By Alyssa Pereira : sfgate – excerpt

Motorists sick of idling in traffic on Interstate 5 in California would theoretically have another option, if a new bill introduced on Friday to the state legislature turns into a reality. But critics say that’s not likely.

State Senator John Moorlach (R-Orange County) introduced SB 319 as a way to ease congestion on I-5 and State Route 99. Moorlach pitched the idea as a way to ease greenhouse gasses from idling cars.

The plan calls for the Department of Transportation to build two additional traffic lanes on the north and southbound directions of both highways. Those lanes would not have speed limits, although drivers in the other pre-existing lanes would still need to abide by the official 65 miles per hour limit… (more)

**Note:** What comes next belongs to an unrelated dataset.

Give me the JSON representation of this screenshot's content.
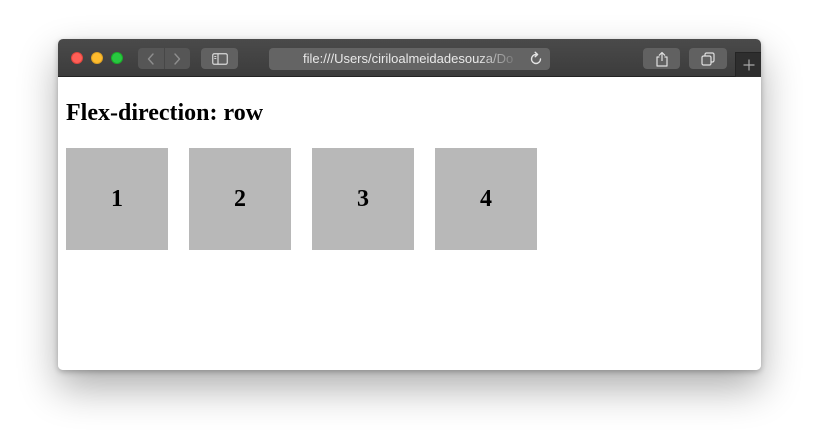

Replacing High Speed Rail with a High Speed Highway, another bay crossing, and train electrification sounds like a cheaper, easier, faster solution to reducing traffic and congestion, if that is the goal. Without taking a position on any these options, we applaud the thinking outside the box on how to do more with less taxpayer transit dollars. Recent over-budget large public transit projects have not gone well. It is time to shift priorities and do more with less.